It's John Bolton's world, Trump is just living in it, (Opinion), LA Times, May 14, Click here

Chinese railroad workers were almost written out of history, Now they are getting their due, NY Times, May 14, Click here

150 years after the transcontinental railroad, indigenous activists continue to battle corporate overreach, 
Washington Post, May 10, , Click here

Dozens drown as migrant boat capsizes off Tunisia, BBC, May 12, Click here
(UN Report says six migrants died every day in 2018 trying to cross Mediterranean)

Border detention cells in Texas are so overcrowded that U.S. is using  aircraft to move migrants,  
Washington Post, May 11, Click here

Arizona Tribe refuses Trump's wall but agrees to let Border Patrol build virtual barrier, San Diego Union Trib, May 9, Click here

Restrictive Mexican Visas keep Central American migrants away from U.S. border, UPI, May 9, Click here

Waiting at the Whataburger, (Hildago TX,) NY Times, May 9, Click here

Border Patrol will screen asylum requests in new push to restrict claims.. San Diego Union Trib, May 9, Click here

More than 100 civil rights groups demand DHS stop targeting activists, journalists, and lawyers, San Diego Union Tribune, May 8, Click here

Trump Administration can keep sending asylum seekers to Mexico, Court rules, NY Times, May 7, Click here

U.S. asylum screeners to take a more confrontational approach...", NY Times, May 7, Click here

Pima County oks Stonegarden border funding on 3-2 vote, Tucson Sentinel, May 7, Click here
(Supes nix license-plate readers; Bronson conditions ok on humanitarian aid, limits on cooperation with feds)

BP plans 63 miles of new border wall, up to 30 ft high, in 3 protected AZ wilderness areas, 
Tucson Sentinel, May 7, Click here


Nature is in the worst shape in history (extinction looming over 1 million species of plants and animals),
U.N. reports, AP, May 6, Click here

Trump picks former Border Patrol chief to lead ICE, Vox, May 6, Click here

How some online communities are fomenting hate, San Diego Union Tribune, May 5, Click here

Trump gaining political ground on immigration battle, (Opinion) San Diego Union Tribune 5, Click here

Faith groups, Tucson city officials asking for help housing migrant families, Arizona Daily Star, May 4, Click here

Inside gang territory in Honduras, either 'they kill us or we kill them,' NY Times, May 4, Click here 

Can the United States retain its humanity even in crisis, Washington Post, May 3, Click here
The U.S. is taking in fewer refugees than ever, and it's our lost, LA Times, May 2, Click here

The Green New Deal isn't big enough, it caps American emissions, but it won't persuade 
developing nations to do the same, Washington Post, May 2, Click here
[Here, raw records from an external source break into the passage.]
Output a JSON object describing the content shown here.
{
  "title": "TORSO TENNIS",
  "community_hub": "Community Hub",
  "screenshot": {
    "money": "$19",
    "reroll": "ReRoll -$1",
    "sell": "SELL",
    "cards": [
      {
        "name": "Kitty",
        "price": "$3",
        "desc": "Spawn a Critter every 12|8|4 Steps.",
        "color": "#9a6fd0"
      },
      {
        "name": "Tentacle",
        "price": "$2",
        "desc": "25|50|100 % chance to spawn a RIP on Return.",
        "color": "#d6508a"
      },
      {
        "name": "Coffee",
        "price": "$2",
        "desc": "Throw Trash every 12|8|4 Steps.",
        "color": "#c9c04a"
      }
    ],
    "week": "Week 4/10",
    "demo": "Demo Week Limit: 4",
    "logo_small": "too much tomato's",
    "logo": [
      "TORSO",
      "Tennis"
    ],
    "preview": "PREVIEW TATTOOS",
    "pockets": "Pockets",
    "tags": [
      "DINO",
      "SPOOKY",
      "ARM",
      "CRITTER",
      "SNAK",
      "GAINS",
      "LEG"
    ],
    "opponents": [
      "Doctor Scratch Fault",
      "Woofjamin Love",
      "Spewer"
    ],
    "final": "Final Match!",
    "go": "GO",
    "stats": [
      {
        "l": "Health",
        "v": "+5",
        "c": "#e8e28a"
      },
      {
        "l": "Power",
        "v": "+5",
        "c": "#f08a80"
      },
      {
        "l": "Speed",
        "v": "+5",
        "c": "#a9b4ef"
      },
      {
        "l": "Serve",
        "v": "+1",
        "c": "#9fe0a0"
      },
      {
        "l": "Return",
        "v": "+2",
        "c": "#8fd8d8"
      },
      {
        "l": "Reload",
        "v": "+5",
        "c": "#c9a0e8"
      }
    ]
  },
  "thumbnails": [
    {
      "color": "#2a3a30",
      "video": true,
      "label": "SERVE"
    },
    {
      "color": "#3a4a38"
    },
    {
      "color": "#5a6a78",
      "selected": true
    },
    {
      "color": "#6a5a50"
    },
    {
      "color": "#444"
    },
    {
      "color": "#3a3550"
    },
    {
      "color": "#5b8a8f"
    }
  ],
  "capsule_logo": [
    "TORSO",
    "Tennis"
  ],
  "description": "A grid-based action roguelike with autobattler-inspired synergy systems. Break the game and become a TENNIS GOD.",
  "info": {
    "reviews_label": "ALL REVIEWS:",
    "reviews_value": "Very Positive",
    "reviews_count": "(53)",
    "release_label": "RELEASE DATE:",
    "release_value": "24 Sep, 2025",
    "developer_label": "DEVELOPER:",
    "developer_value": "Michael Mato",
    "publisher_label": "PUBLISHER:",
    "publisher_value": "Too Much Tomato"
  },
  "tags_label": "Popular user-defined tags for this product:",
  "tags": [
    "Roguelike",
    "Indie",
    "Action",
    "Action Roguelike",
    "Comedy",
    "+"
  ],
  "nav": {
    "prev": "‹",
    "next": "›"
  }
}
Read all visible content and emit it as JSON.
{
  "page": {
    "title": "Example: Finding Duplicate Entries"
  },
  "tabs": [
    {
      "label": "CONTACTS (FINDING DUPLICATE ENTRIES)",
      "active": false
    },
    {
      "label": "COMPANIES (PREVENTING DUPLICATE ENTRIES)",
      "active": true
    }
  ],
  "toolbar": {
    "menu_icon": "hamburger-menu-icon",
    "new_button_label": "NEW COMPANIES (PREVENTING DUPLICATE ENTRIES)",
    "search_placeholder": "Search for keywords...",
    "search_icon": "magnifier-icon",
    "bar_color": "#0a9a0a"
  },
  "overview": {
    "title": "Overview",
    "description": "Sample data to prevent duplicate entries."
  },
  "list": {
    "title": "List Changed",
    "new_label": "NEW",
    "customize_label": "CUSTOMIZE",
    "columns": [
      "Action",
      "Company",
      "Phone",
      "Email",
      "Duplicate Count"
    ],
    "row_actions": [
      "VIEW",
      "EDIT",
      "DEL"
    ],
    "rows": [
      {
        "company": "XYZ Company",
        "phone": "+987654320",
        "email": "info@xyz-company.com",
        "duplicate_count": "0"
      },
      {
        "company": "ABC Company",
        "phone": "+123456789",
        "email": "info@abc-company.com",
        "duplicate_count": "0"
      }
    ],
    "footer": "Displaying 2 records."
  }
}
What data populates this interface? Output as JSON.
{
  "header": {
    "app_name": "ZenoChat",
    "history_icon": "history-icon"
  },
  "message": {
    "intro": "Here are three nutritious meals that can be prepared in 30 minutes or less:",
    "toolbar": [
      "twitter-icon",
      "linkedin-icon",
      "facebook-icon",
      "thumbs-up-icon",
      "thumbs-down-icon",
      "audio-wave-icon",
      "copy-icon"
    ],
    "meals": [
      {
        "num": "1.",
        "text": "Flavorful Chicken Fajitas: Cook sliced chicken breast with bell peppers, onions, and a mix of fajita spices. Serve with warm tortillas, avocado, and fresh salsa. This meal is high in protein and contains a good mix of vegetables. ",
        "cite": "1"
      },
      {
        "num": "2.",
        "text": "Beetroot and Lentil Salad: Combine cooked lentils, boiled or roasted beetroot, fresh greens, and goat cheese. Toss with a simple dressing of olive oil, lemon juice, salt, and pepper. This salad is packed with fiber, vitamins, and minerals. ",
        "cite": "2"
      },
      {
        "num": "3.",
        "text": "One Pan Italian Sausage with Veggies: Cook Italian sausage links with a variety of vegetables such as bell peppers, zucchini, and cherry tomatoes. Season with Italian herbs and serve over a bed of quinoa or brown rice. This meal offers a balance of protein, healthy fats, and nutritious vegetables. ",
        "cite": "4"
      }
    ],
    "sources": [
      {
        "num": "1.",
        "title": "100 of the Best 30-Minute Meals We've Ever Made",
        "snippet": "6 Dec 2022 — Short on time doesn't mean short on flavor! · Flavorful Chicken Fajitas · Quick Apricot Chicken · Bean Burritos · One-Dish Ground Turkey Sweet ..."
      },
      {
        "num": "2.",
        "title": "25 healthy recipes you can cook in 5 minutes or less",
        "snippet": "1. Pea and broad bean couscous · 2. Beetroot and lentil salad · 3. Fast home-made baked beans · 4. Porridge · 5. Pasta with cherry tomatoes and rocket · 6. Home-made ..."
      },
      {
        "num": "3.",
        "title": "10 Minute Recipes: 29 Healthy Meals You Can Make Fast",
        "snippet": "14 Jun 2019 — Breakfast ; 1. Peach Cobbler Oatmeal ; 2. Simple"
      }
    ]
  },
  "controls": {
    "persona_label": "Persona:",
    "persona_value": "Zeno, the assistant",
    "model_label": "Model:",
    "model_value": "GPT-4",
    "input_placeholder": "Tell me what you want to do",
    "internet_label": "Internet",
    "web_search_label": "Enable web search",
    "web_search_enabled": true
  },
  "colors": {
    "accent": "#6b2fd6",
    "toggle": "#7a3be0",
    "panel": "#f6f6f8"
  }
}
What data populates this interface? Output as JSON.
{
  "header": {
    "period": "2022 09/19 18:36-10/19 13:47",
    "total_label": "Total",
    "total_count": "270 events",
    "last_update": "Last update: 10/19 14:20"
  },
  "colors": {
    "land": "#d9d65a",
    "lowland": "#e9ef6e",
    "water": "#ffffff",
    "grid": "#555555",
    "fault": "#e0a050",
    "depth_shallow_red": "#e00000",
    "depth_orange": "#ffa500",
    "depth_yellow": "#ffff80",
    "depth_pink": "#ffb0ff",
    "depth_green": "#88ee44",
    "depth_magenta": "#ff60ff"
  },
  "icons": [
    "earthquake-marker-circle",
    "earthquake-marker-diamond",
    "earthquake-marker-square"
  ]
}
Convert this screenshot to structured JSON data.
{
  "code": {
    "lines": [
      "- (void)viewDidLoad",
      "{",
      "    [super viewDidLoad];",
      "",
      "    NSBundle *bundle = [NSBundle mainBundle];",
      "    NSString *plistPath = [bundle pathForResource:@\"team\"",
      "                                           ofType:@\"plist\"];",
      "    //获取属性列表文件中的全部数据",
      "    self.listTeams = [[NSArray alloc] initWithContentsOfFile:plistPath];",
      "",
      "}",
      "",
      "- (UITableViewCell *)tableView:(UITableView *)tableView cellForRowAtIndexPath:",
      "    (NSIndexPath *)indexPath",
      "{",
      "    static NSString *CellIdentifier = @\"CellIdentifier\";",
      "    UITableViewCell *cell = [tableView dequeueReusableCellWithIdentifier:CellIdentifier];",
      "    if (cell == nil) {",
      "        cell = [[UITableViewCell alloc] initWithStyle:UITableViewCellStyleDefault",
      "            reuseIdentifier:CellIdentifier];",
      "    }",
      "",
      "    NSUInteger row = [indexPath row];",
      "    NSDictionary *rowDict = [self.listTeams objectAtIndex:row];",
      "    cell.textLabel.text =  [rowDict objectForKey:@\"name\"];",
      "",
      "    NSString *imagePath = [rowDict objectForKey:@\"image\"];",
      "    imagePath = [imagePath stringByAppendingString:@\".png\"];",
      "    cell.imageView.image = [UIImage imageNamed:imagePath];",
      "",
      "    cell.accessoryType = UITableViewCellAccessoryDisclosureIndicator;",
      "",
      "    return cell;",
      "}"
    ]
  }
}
DHS will begin 'pilot' next week to collect DNA from immigrant children, parents, Tucson Sentinel, May 1, Click here


See word document attached at bottom of this page for news links Feb 29 to April 30



_____________________

ĉ
Craig Rock,
May 15, 2019, 9:37 AM